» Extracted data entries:
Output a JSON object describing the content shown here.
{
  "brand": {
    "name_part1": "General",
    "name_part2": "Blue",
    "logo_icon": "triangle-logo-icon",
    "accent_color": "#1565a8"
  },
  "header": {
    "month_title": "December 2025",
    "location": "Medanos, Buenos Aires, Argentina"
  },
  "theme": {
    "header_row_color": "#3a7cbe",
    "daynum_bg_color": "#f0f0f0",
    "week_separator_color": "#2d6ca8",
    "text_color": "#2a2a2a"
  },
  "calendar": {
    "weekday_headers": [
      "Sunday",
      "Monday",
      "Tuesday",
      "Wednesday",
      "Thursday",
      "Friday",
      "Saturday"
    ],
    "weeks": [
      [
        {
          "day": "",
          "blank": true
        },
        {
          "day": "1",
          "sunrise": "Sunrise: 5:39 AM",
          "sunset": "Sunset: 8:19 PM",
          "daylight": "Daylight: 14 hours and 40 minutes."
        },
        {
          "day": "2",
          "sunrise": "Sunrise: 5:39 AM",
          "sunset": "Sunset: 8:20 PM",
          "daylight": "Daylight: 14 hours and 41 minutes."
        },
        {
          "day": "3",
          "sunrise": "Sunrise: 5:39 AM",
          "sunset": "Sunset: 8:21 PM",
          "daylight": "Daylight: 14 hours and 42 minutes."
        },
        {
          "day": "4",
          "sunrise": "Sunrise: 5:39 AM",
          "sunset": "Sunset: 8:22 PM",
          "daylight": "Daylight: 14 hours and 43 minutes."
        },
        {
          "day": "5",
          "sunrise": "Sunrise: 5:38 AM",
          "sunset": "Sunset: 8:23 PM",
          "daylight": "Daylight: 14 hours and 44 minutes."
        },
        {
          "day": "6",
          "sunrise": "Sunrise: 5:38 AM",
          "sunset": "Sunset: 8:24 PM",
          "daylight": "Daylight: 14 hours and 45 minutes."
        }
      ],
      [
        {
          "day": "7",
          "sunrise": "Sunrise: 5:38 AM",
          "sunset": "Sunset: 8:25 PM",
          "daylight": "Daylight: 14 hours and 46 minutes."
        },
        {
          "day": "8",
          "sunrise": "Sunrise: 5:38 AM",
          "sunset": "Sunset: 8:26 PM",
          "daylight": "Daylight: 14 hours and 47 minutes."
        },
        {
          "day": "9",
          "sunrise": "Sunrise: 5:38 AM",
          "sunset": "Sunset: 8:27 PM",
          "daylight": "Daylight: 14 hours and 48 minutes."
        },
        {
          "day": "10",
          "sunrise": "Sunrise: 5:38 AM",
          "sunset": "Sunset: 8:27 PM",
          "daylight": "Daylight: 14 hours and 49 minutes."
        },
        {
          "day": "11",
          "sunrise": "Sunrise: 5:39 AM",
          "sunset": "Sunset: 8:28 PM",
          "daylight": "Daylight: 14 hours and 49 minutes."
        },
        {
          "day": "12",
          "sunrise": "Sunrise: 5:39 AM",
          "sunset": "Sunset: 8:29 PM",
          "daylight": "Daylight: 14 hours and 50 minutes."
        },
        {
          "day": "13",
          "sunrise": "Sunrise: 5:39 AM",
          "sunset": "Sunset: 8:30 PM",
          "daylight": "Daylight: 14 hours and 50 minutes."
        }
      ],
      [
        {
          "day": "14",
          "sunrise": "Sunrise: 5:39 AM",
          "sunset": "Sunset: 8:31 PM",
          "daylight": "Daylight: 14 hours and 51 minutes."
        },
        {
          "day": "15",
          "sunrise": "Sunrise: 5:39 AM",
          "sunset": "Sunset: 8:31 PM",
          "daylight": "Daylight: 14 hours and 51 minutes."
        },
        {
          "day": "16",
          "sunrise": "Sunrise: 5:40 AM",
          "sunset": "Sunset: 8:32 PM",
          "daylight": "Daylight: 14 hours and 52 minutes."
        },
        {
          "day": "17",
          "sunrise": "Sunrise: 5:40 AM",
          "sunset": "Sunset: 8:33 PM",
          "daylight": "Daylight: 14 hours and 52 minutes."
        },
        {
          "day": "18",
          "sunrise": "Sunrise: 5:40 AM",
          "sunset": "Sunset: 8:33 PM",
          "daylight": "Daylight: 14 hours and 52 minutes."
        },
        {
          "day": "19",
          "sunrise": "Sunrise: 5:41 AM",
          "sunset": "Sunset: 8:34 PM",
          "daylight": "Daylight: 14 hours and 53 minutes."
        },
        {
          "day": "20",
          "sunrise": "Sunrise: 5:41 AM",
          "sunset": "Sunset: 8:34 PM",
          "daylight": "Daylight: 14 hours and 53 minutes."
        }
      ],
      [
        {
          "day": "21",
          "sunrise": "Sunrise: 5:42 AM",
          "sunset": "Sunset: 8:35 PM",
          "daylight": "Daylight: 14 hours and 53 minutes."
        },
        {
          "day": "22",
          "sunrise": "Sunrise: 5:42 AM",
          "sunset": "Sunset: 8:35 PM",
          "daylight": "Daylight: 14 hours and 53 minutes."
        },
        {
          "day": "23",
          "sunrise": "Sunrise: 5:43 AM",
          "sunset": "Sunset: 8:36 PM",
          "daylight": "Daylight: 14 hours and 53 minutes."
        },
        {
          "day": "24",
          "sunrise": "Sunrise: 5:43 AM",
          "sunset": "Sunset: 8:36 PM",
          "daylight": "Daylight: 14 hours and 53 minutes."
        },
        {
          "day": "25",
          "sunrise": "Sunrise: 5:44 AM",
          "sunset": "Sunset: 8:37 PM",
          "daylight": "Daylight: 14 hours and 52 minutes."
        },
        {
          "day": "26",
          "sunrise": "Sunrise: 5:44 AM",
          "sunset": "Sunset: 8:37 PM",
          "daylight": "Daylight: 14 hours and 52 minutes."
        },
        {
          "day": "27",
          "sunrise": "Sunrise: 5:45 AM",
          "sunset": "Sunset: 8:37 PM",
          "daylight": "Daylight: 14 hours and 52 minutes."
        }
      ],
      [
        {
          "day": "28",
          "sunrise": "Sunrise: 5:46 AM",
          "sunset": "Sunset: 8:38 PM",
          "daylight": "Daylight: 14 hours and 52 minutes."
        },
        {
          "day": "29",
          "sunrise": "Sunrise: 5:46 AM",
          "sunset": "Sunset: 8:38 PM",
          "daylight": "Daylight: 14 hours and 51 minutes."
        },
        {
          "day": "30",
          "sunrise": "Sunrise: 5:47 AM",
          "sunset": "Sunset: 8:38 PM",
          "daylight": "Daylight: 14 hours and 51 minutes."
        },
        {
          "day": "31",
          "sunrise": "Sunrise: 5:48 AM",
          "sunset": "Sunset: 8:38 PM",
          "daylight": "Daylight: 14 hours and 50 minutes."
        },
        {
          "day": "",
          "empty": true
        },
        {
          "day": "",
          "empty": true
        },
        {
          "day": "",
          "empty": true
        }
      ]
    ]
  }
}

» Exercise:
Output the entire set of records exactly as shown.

» Your solution:
Output a JSON object describing the content shown here.
{
  "brand": {
    "name_part1": "General",
    "name_part2": "Blue",
    "logo_icon": "triangle-logo-icon",
    "accent_color": "#1565a8"
  },
  "header": {
    "month_title": "December 2025",
    "location": "Medanos, Buenos Aires, Argentina"
  },
  "theme": {
    "header_row_color": "#3a7cbe",
    "daynum_bg_color": "#f0f0f0",
    "week_separator_color": "#2d6ca8",
    "text_color": "#2a2a2a"
  },
  "calendar": {
    "weekday_headers": [
      "Sunday",
      "Monday",
      "Tuesday",
      "Wednesday",
      "Thursday",
      "Friday",
      "Saturday"
    ],
    "weeks": [
      [
        {
          "day": "",
          "blank": true
        },
        {
          "day": "1",
          "sunrise": "Sunrise: 5:39 AM",
          "sunset": "Sunset: 8:19 PM",
          "daylight": "Daylight: 14 hours and 40 minutes."
        },
        {
          "day": "2",
          "sunrise": "Sunrise: 5:39 AM",
          "sunset": "Sunset: 8:20 PM",
          "daylight": "Daylight: 14 hours and 41 minutes."
        },
        {
          "day": "3",
          "sunrise": "Sunrise: 5:39 AM",
          "sunset": "Sunset: 8:21 PM",
          "daylight": "Daylight: 14 hours and 42 minutes."
        },
        {
          "day": "4",
          "sunrise": "Sunrise: 5:39 AM",
          "sunset": "Sunset: 8:22 PM",
          "daylight": "Daylight: 14 hours and 43 minutes."
        },
        {
          "day": "5",
          "sunrise": "Sunrise: 5:38 AM",
          "sunset": "Sunset: 8:23 PM",
          "daylight": "Daylight: 14 hours and 44 minutes."
        },
        {
          "day": "6",
          "sunrise": "Sunrise: 5:38 AM",
          "sunset": "Sunset: 8:24 PM",
          "daylight": "Daylight: 14 hours and 45 minutes."
        }
      ],
      [
        {
          "day": "7",
          "sunrise": "Sunrise: 5:38 AM",
          "sunset": "Sunset: 8:25 PM",
          "daylight": "Daylight: 14 hours and 46 minutes."
        },
        {
          "day": "8",
          "sunrise": "Sunrise: 5:38 AM",
          "sunset": "Sunset: 8:26 PM",
          "daylight": "Daylight: 14 hours and 47 minutes."
        },
        {
          "day": "9",
          "sunrise": "Sunrise: 5:38 AM",
          "sunset": "Sunset: 8:27 PM",
          "daylight": "Daylight: 14 hours and 48 minutes."
        },
        {
          "day": "10",
          "sunrise": "Sunrise: 5:38 AM",
          "sunset": "Sunset: 8:27 PM",
          "daylight": "Daylight: 14 hours and 49 minutes."
        },
        {
          "day": "11",
          "sunrise": "Sunrise: 5:39 AM",
          "sunset": "Sunset: 8:28 PM",
          "daylight": "Daylight: 14 hours and 49 minutes."
        },
        {
          "day": "12",
          "sunrise": "Sunrise: 5:39 AM",
          "sunset": "Sunset: 8:29 PM",
          "daylight": "Daylight: 14 hours and 50 minutes."
        },
        {
          "day": "13",
          "sunrise": "Sunrise: 5:39 AM",
          "sunset": "Sunset: 8:30 PM",
          "daylight": "Daylight: 14 hours and 50 minutes."
        }
      ],
      [
        {
          "day": "14",
          "sunrise": "Sunrise: 5:39 AM",
          "sunset": "Sunset: 8:31 PM",
          "daylight": "Daylight: 14 hours and 51 minutes."
        },
        {
          "day": "15",
          "sunrise": "Sunrise: 5:39 AM",
          "sunset": "Sunset: 8:31 PM",
          "daylight": "Daylight: 14 hours and 51 minutes."
        },
        {
          "day": "16",
          "sunrise": "Sunrise: 5:40 AM",
          "sunset": "Sunset: 8:32 PM",
          "daylight": "Daylight: 14 hours and 52 minutes."
        },
        {
          "day": "17",
          "sunrise": "Sunrise: 5:40 AM",
          "sunset": "Sunset: 8:33 PM",
          "daylight": "Daylight: 14 hours and 52 minutes."
        },
        {
          "day": "18",
          "sunrise": "Sunrise: 5:40 AM",
          "sunset": "Sunset: 8:33 PM",
          "daylight": "Daylight: 14 hours and 52 minutes."
        },
        {
          "day": "19",
          "sunrise": "Sunrise: 5:41 AM",
          "sunset": "Sunset: 8:34 PM",
          "daylight": "Daylight: 14 hours and 53 minutes."
        },
        {
          "day": "20",
          "sunrise": "Sunrise: 5:41 AM",
          "sunset": "Sunset: 8:34 PM",
          "daylight": "Daylight: 14 hours and 53 minutes."
        }
      ],
      [
        {
          "day": "21",
          "sunrise": "Sunrise: 5:42 AM",
          "sunset": "Sunset: 8:35 PM",
          "daylight": "Daylight: 14 hours and 53 minutes."
        },
        {
          "day": "22",
          "sunrise": "Sunrise: 5:42 AM",
          "sunset": "Sunset: 8:35 PM",
          "daylight": "Daylight: 14 hours and 53 minutes."
        },
        {
          "day": "23",
          "sunrise": "Sunrise: 5:43 AM",
          "sunset": "Sunset: 8:36 PM",
          "daylight": "Daylight: 14 hours and 53 minutes."
        },
        {
          "day": "24",
          "sunrise": "Sunrise: 5:43 AM",
          "sunset": "Sunset: 8:36 PM",
          "daylight": "Daylight: 14 hours and 53 minutes."
        },
        {
          "day": "25",
          "sunrise": "Sunrise: 5:44 AM",
          "sunset": "Sunset: 8:37 PM",
          "daylight": "Daylight: 14 hours and 52 minutes."
        },
        {
          "day": "26",
          "sunrise": "Sunrise: 5:44 AM",
          "sunset": "Sunset: 8:37 PM",
          "daylight": "Daylight: 14 hours and 52 minutes."
        },
        {
          "day": "27",
          "sunrise": "Sunrise: 5:45 AM",
          "sunset": "Sunset: 8:37 PM",
          "daylight": "Daylight: 14 hours and 52 minutes."
        }
      ],
      [
        {
          "day": "28",
          "sunrise": "Sunrise: 5:46 AM",
          "sunset": "Sunset: 8:38 PM",
          "daylight": "Daylight: 14 hours and 52 minutes."
        },
        {
          "day": "29",
          "sunrise": "Sunrise: 5:46 AM",
          "sunset": "Sunset: 8:38 PM",
          "daylight": "Daylight: 14 hours and 51 minutes."
        },
        {
          "day": "30",
          "sunrise": "Sunrise: 5:47 AM",
          "sunset": "Sunset: 8:38 PM",
          "daylight": "Daylight: 14 hours and 51 minutes."
        },
        {
          "day": "31",
          "sunrise": "Sunrise: 5:48 AM",
          "sunset": "Sunset: 8:38 PM",
          "daylight": "Daylight: 14 hours and 50 minutes."
        },
        {
          "day": "",
          "empty": true
        },
        {
          "day": "",
          "empty": true
        },
        {
          "day": "",
          "empty": true
        }
      ]
    ]
  }
}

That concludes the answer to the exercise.